How does your model address financial, social, and environmental sustainability?
This long-term plan is still under development. The experience gained at the early stages of start-up is providing direct input into this plan. This was a trade off.... We took a consious decision to use the window of opportunity to make a timely launch against the backdrop of the worsening economic climate and call for practical and pragmatic sustainable action in a truly social fashion, rather than delaying this for the sake of completing our long-term plan.
In the meantinme it has also become clear that we need the short to medium term success to sustain long term finacial security.
Awareness & learning

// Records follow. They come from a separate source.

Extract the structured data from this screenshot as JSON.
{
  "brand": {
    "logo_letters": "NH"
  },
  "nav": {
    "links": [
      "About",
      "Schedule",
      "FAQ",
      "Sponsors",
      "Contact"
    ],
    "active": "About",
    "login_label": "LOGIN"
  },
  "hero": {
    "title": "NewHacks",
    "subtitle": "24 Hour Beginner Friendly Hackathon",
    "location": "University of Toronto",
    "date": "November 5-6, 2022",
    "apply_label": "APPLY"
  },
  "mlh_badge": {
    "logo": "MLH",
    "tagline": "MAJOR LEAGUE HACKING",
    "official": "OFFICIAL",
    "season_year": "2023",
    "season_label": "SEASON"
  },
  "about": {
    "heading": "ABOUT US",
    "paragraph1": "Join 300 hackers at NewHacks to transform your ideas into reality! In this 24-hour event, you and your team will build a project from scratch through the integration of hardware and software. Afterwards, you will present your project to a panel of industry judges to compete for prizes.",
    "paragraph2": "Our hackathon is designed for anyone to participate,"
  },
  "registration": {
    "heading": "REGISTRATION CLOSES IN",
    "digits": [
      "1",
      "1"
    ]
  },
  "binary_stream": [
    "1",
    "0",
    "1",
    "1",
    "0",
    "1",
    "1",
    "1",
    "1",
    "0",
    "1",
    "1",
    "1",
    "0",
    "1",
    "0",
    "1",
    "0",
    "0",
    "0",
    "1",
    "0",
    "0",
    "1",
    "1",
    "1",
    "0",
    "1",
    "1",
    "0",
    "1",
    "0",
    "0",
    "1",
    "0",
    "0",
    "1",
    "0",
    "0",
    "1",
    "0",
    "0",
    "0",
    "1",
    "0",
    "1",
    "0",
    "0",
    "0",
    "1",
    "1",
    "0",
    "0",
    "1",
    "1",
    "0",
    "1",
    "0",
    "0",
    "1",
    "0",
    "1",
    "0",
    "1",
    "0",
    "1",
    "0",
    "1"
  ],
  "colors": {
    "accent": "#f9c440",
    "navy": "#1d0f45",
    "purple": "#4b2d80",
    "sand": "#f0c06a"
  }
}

How do you see social entrepreneurship contributing to the improvement of developing countries?
I think that 2-way learning is the most important thing. We should not think that the developing countries have the problems and the western countries have the answers. We all live on the same planet and we both face problems that we should solve by cooperating and learning from each other. We should share our knowledge and continuously look for ways to reinforce each other.
What aspects of your stay in Uganda as part of the competition do you think you will find most challenging and rewarding?
What I think is really interesting for me, is to see what kind of creative reuse ideas people in Uganda came up with. In developing countries reuse is much more common and you can find very inspiring examples there! I think I can learn a lot from them. I think I will bring inspiration and knowledge back home, that will stimulate the design of new VerdraaidGoed! products. On the other hand I hope to inspire the people over there that are still dumping there waste. You still see, that in developing countries a lot of waste ends up on the streets because there are no good waste treatment facilities. If I can show them the value of waste, they will hopefully be motivated to turn trash into treasure more and more.